calendar iconPosted 31 May 2021


Now in all fairness we and our bird keepers love our parrots EVERY DAY of the year, but 31 May is the official day worldwide when we come together to celebrate the 350+ species of parrot in all their colourful, vibrant and highly intelligent glory. It is all about raising awareness about our feathered friends, and what we can do to help conserve parrots and their habitats.
Here at Hamilton Zoo we have a diverse range of birds that make up our parrot whaanau. This includes our precious natives such as: kea, kākā, Antipodes parakeet, and our kakariki (Yellow-crowned parakeet and red-crowned parakeet) as well as our exotic species. In our South American Aviary we have our scarlet macaw, blue-and-yellow macaw, sun conure, and maroon-bellied conure. The Australian Aviary is home to the Galah, Princess parrot, Australian King parrot, and Musk lorikeet. Finally our Indo-Pacific Aviary is home to the stunning Eclectus parrot and Moustached parakeet
Thanks to Team Leader of Birds, Grant, for creating this stunning video of some of our parrots at Hamilton Zoo.
Here some interesting, we think so anyway, parrot facts (get ready to pull these out at your next quiz night). Not all parrots are tropical. Of the known species of parrots, most live in the tropical and subtropical regions; However some parrots break that geographic mould including our very own New Zealand kea who resides in our alpine regions (waiting for a tourist caravan to pull apart if given half a chance) and nest in ground burrows.
Parrot toes are zygodactyl. Like most other birds, parrots have four toes per foot; However instead of the usual three-in-front-one-behind arrangement, parrot toes are configured for maximum grip: two in front and two behind, like two pairs of opposable thumbs. Combined with beaks that can crack the world’s toughest nuts, their unique feet make them formidable eaters, not to mention fantastic climbers.

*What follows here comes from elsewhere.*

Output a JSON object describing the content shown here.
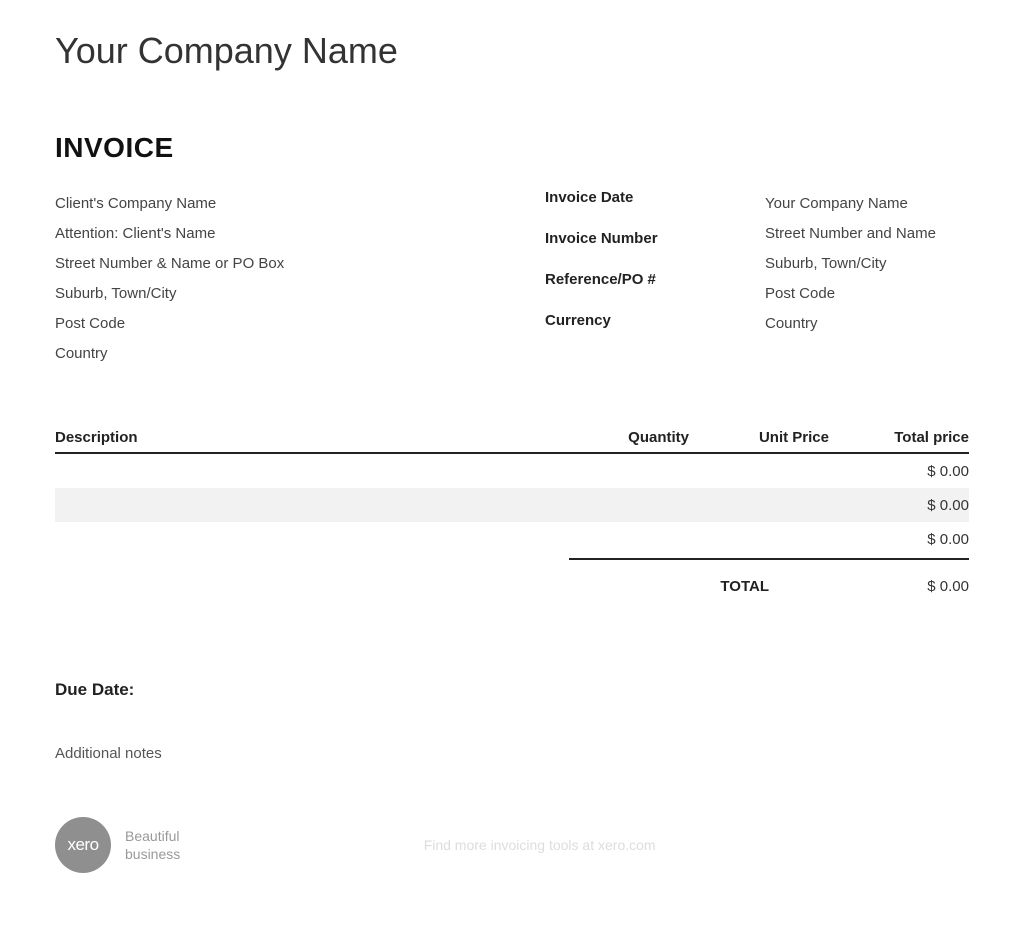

Parrots usually match their mates. With a couple of notable exceptions, males and females of most parrot species look almost identical. But some species, like the Solomon Island Eclectus, are so different that for many years people thought they were each a different species of birds. Males are bright emerald green with flame-coloured beaks, while females are crimson and royal blue, with black beaks and a bright scarlet head.
They know how to imitate us. Parrots are generally famous for being chatty and way back in 1995 one particular parrot called Puck made the Guinness Book of World Records for his vocabulary skills, he could recall 1,728 words!
Parrots are highly intelligent, including our very own kea. The Department of Conservation (DOC) has recorded instances of kea: locking a mountaineer inside the toilet at a tramping hut, learning to use tools to set off a stoat trap to get the eggs, as well as hiding behind a hiker when being attacked by magpies (letting them fend off the birds).
Parrots may outlive us. Many parrots can live as long as humans, if not longer! Species like macaws and cockatoos are known to live for between 35 and 50 years. Cookie, a Major Mitchell’s cockatoo, resided at the Brookfield Zoo in Chicago until the age of 88. Poncho, a Green-winged macaw, is 92, and Charlie, a Blue-and-gold macaw, is 114yrs of age (he was previously owned by Winston Churchill!).
A third of the world's parrots face extinction. Due to a combination of habitat destruction and persistent poaching for the pet trade, more species regularly land on the IUCN Red List of threatened species. This includes our very own kea who is endangered and kākāpō who is critically endangered.